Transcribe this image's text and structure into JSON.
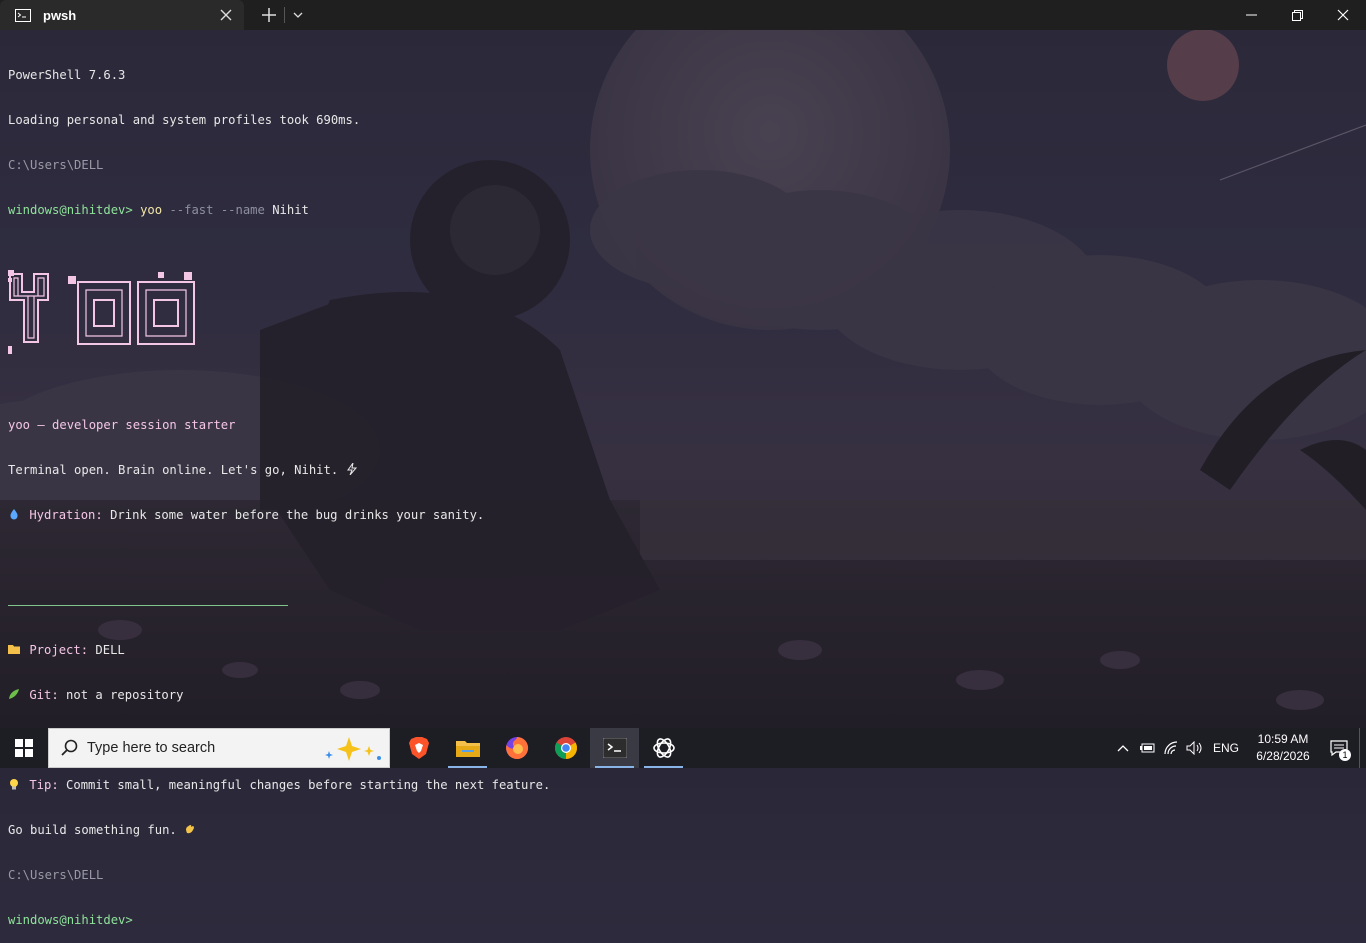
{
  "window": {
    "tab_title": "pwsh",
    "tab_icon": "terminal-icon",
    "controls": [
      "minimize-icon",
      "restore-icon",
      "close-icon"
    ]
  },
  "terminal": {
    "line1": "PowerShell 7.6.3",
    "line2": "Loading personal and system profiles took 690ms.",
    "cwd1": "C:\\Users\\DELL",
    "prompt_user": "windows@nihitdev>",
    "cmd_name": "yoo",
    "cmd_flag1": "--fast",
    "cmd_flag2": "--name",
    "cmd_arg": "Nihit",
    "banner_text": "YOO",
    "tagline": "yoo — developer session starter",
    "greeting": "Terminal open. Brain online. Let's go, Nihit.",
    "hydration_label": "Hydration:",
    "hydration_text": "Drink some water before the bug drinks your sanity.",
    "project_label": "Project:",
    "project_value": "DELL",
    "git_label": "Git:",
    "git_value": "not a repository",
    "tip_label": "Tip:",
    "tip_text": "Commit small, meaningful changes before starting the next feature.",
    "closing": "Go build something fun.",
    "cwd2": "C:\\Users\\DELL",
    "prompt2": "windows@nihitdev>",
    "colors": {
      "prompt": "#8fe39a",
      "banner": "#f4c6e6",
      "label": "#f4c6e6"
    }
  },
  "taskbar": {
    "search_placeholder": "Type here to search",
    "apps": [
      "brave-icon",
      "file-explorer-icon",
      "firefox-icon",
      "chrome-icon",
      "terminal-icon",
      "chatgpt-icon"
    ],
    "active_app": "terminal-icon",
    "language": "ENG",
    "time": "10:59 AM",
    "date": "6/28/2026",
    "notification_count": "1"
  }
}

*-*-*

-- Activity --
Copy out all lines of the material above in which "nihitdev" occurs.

-- Answer box --
    "prompt_user": "windows@nihitdev>",
    "prompt2": "windows@nihitdev>",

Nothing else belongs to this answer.